#### Activity
Which lines in the data below contain the string "Threshold"? Show each one.

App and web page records
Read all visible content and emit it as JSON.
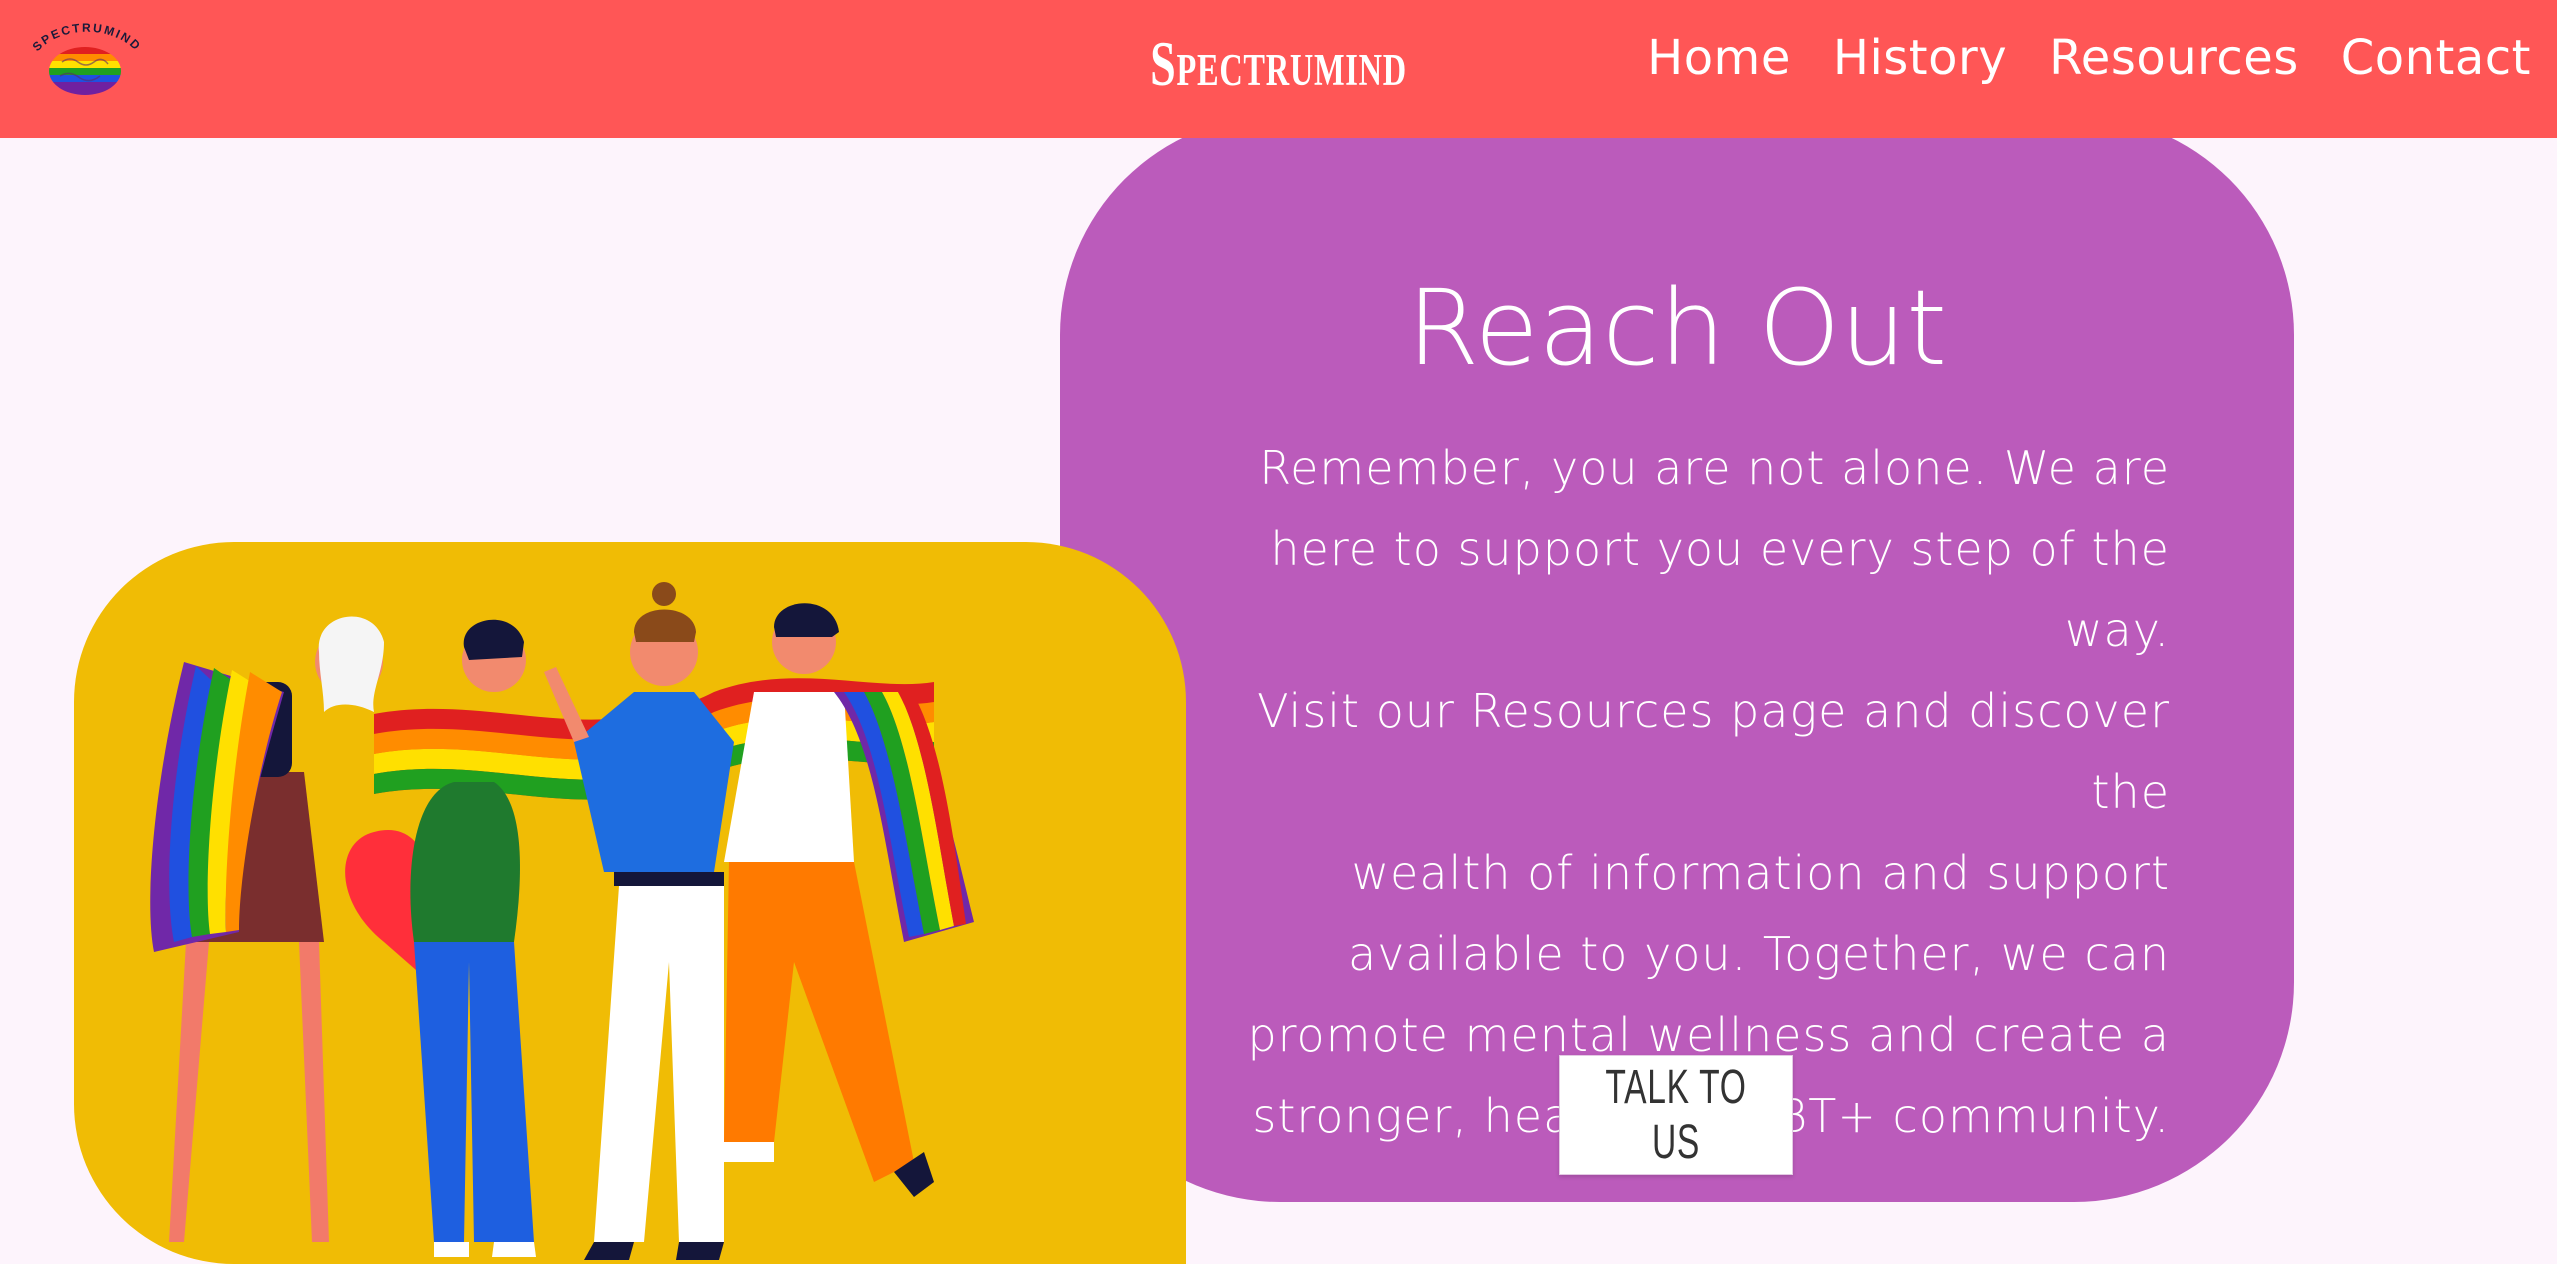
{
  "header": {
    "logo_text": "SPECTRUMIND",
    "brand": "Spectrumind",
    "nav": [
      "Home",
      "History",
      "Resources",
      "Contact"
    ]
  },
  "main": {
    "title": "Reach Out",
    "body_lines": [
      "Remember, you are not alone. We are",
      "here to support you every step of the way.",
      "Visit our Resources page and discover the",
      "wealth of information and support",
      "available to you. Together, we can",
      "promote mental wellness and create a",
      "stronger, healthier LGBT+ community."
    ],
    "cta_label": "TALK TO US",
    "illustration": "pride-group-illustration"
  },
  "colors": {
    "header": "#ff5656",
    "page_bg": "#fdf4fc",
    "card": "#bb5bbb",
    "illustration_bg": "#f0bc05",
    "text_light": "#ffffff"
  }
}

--

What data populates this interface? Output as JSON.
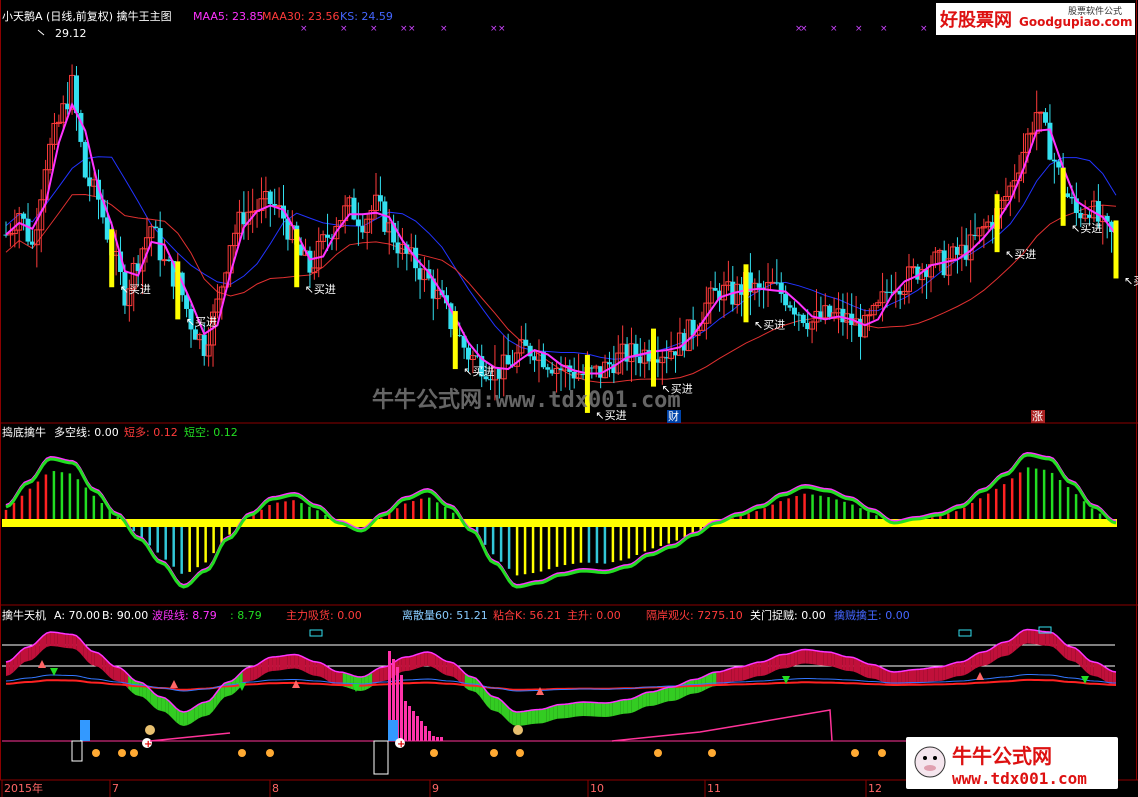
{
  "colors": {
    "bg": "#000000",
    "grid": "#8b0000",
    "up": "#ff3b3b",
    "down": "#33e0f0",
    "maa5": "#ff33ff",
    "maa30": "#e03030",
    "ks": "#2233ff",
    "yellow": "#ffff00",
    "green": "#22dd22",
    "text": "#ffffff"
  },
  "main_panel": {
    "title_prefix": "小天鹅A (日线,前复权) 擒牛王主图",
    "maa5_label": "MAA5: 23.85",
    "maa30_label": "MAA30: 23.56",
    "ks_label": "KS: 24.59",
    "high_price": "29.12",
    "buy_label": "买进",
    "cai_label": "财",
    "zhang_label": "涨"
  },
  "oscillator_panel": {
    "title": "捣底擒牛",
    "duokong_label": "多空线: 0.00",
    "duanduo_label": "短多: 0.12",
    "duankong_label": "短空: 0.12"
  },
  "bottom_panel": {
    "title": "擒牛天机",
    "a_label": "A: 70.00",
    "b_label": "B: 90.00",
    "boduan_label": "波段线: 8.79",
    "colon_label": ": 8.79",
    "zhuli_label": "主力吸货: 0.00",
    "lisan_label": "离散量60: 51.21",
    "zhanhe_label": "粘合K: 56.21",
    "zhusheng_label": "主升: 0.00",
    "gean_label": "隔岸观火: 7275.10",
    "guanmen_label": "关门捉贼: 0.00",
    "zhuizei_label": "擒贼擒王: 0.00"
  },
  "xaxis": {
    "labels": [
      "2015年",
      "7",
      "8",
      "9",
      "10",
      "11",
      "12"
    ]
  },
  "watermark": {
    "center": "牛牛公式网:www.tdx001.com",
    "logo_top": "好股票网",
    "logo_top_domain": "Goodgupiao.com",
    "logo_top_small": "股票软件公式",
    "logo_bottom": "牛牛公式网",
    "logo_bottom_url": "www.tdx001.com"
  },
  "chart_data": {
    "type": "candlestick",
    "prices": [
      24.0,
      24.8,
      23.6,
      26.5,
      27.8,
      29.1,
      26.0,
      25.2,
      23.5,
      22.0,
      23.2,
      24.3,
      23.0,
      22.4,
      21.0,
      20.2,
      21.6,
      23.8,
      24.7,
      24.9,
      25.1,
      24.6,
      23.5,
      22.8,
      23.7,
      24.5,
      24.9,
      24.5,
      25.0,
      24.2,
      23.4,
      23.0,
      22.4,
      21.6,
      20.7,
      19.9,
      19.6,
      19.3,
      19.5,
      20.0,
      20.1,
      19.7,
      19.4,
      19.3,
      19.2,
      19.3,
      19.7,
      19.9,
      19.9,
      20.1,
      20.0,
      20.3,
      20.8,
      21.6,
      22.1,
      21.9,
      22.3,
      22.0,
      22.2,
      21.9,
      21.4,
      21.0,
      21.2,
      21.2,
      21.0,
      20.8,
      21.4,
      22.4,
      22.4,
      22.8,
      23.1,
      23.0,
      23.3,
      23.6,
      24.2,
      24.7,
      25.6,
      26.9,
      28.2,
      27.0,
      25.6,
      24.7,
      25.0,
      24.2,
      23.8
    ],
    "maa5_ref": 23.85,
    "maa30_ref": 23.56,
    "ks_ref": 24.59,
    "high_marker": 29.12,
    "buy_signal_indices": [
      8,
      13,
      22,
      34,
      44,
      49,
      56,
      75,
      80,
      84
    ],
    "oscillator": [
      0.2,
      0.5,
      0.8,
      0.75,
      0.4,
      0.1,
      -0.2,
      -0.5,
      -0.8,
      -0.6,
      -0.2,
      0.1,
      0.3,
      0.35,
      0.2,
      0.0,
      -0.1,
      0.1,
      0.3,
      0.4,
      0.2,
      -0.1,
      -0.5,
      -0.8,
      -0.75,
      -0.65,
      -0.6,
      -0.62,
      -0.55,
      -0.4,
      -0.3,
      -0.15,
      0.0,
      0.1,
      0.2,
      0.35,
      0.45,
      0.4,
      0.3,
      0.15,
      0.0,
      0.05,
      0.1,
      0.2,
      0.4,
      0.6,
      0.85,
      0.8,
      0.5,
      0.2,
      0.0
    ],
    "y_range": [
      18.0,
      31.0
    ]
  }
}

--

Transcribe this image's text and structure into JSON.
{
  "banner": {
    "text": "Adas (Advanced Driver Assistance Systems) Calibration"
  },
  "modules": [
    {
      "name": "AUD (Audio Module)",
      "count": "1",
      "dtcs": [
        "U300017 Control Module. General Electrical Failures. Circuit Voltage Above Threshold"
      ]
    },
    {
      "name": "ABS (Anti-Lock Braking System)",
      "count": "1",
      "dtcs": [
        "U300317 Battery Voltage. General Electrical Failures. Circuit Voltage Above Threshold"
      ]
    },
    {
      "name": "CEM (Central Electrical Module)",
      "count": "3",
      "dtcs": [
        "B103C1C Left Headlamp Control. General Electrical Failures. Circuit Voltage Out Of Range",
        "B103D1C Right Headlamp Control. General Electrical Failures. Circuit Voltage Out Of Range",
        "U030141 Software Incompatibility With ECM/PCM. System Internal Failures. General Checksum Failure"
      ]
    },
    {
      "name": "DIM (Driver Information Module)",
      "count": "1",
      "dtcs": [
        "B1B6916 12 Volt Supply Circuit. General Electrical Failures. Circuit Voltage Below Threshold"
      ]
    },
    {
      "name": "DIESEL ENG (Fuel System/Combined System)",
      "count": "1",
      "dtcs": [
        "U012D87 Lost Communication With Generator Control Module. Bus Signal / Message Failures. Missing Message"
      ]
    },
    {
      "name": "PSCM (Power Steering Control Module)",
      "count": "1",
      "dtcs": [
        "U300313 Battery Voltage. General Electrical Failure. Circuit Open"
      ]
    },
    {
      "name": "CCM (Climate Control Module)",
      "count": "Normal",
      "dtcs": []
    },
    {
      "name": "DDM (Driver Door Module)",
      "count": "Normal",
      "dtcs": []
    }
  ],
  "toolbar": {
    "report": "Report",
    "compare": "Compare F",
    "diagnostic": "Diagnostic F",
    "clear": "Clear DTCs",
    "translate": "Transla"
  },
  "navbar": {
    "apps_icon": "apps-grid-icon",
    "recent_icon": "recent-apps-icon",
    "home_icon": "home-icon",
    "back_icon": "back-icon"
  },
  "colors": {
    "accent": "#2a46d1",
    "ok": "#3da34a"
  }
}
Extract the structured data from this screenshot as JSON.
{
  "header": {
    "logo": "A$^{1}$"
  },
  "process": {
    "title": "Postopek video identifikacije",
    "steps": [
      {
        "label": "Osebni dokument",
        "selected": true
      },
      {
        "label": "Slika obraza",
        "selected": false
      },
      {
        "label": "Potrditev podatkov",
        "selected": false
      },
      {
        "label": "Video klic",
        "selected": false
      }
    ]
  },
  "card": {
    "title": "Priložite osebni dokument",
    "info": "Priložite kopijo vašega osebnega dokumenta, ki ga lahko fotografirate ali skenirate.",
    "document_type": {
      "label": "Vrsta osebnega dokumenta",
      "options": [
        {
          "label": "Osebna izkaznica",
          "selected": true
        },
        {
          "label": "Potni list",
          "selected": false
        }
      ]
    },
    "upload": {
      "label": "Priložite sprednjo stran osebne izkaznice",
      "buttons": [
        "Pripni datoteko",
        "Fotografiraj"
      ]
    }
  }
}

#### The answer
        "U300017 Control Module. General Electrical Failures. Circuit Voltage Above Threshold"
        "U300317 Battery Voltage. General Electrical Failures. Circuit Voltage Above Threshold"
        "B1B6916 12 Volt Supply Circuit. General Electrical Failures. Circuit Voltage Below Threshold"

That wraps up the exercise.